Lots of standards
As promised when Lincoln unveiled its Aviator Concept at the New York International Auto Show in March, the 2020 Aviator comes standard with a 12.3-inch LCD instrument cluster ahead of the driver. The interior features multiple charging points, 4G Wi-Fi connectivity for up to 10 devices and an available 28-speaker sound system from Revel Audio.
Standard safety equipment includes blind-spot detection, lane-keep assist and automatic emergency braking with pedestrian detection.
The optional Lincoln Co-Pilot360 Plus package adds several advanced features:
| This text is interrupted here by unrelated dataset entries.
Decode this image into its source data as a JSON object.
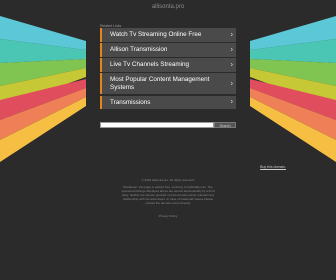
{
  "header": {
    "domain": "allisonta.pro"
  },
  "related": {
    "label": "Related Links",
    "items": [
      {
        "label": "Watch Tv Streaming Online Free"
      },
      {
        "label": "Allison Transmission"
      },
      {
        "label": "Live Tv Channels Streaming"
      },
      {
        "label": "Most Popular Content Management Systems"
      },
      {
        "label": "Transmissions"
      }
    ]
  },
  "search": {
    "placeholder": "",
    "button_label": "Search"
  },
  "sale": {
    "label": "Buy this domain."
  },
  "footer": {
    "copyright": "© 2022 allisonta.pro. All rights reserved.",
    "disclaimer_lines": [
      "Disclaimer: this page is parked free, courtesy of GoDaddy.com. The",
      "sponsored listings displayed above are served automatically by a third",
      "party. Neither the service provider nor the domain owner maintain any",
      "relationship with the advertisers. In case of trademark issues please",
      "contact the domain owner directly."
    ],
    "privacy": "Privacy Policy"
  },
  "colors": {
    "background": "#2b2b2b",
    "item_background": "#4a4a4a",
    "item_accent": "#e6851c",
    "stripe_colors": [
      "#5cc7d6",
      "#4cc6b4",
      "#80c452",
      "#c7c836",
      "#e04d5c",
      "#ee7f56",
      "#f6bf43"
    ]
  }
}
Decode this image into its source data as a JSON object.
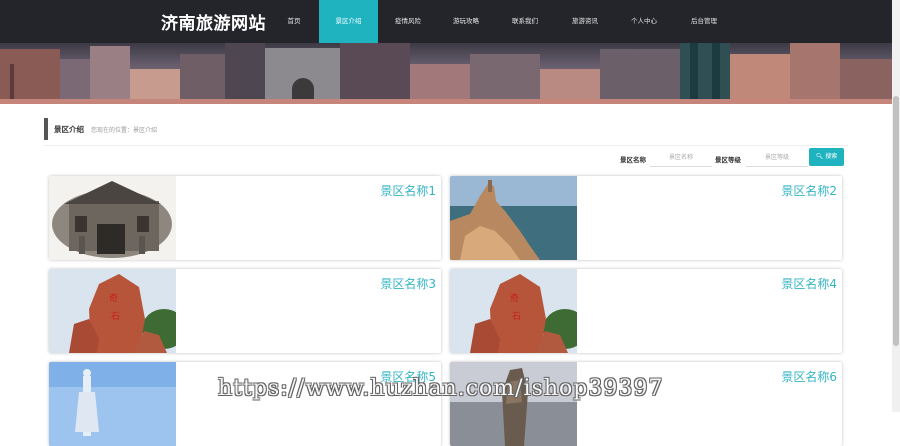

- Traffic Jam Assist combines lane centering technology with stop-and-go adaptive cruise control. It can read road signage to adjust to posted speed limits.
- Evasive steering assist adds boost to the steering wheel to help the driver avoid a collision with less effort.
- Active park assist takes over the acceleration, braking and steering to squeeze into a spot.
The result is a full luxury experience that Lincoln thinks will resonate in the marketplace, even if overall U.S. auto sales in 2019 are flat, as some expect, Parker said.
“I think luxury will grow,” he said.
Parker also predicted that more buyers will opt for the high- and mid-level trims rather than the lowest Aviator models in the lineup. He said a good measure of success for a luxury brand is whether customers are buying higher trims with higher transaction prices – something he expects the Aviator to accomplish for Lincoln.
“Millennial buyers are really starting to buy luxury. If that trend continues I see that as being a big factor for us,” he said.
Noble said the 2020 Aviator appears positioned above similar offerings from domestic brands and aims squarely at German luxury vehicles.
“This has the potential to transact at prices that in luxury SUVs we only see from Audi and Mercedes-Benz,” he said.